Dallaire’s memoirs are replete with other instances of his superiors “listen[ing] attentively” and being “sympathetic and concerned.” What Dallaire describes is a bureaucracy of death which had the ability to do much more to stop the genocide and yet did the bare minimum.
However, Annan’s incompetent handling of the Rwandan genocide didn’t prevent him from moving on to oversee carnage in the former Yugoslavia. Many commentators have remarked on the Ghanian’s responsibility for not preventing the killings at Srebrenica in 1995. Afterwards, Annan claimed that the UN should have carried out “more decisive and forceful action to prevent the unfolding horror.”
When the Darfur genocide broke out in 2003, Annan was Secretary General of the UN. By 2006 he was talking about the “risk” of a genocide and claimed, “The tragedy in Darfur has reached a critical moment.”
In a Washington Post article in January of that year he claimed that “much stronger pressure must be brought on all parties – the rebels as well as the government – to observe the cease-fire and commit themselves to the Abuja peace talks with a sense of urgency.”
Sound familiar?

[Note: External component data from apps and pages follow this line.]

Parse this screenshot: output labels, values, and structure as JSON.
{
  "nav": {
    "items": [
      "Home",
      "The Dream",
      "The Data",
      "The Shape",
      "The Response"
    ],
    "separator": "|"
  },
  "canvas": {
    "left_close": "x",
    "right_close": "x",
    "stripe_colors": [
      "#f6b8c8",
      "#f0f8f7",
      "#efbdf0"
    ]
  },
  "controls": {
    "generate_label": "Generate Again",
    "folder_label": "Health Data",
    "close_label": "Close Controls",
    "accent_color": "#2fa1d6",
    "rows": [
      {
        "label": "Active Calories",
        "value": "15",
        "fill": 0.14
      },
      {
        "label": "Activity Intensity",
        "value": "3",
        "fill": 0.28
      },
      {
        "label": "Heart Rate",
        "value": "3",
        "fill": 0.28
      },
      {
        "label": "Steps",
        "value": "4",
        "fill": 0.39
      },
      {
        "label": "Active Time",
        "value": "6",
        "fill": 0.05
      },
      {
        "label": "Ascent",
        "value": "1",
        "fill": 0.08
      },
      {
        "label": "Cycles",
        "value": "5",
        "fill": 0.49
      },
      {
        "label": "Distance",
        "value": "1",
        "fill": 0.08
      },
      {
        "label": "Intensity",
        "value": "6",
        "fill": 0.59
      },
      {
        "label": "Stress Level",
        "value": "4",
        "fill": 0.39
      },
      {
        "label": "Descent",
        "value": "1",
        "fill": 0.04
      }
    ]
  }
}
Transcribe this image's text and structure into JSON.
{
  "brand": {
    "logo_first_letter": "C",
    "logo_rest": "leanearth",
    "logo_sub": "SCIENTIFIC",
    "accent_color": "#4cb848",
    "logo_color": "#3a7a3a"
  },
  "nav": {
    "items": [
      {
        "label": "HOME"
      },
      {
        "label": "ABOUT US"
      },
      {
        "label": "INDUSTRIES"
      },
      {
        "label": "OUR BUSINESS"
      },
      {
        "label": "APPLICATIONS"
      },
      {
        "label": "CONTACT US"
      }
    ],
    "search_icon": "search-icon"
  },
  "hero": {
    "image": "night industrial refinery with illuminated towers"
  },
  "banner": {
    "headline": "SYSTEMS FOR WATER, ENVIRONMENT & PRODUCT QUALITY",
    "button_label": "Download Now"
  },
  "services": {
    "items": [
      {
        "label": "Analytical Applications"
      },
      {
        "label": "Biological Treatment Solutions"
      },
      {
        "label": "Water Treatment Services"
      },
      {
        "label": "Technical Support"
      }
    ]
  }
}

On-paper cease-fires, fruitless international pressure, talks and more talks. And genocide.
IN SYRIA, of course, we are not talking about genocide.
But is it a coincidence that since Annan has taken over as envoy the death toll has risen? The appointment of Annan sent a clear message to Assad that a representative was being sent who would provide cover for increased repression.
Too much credit is given Assad for “playing” or “fooling” the UN and Mr. Annan. An article in Al-Arabiya in April claimed that Annan was “haunted by Bosnia war and Rwandan genocide.” But “third time’s a charm” doesn’t apply to mass murder.
This is Annan’s fourth major failure to act in the face of mass state-sponsored killing. When one fails so often in the course of their duties it cannot be described as a failure but rather a modus operandi. Annan’s goal is failure, his work ethic is failure, his double-talk about “cease-fires” and “constructive” dialogue are failure.
An accomplice by way of dereliction of duty, Kofi Annan has demonstrated his total unfitness for a mission like this. This is not to say Annan actually conspires to slow down international action because he hates the people of Syria, any more than he hated the Tutsi in Rwanda. But on the other hand, his failures are also not attributable merely to the structural-bureaucratic inability of the UN to prevent state-sponsored murder.
Annan’s failures are his own, and it is time to close the curtain on the ridiculous do-nothing play he keeps acting out on the world stage.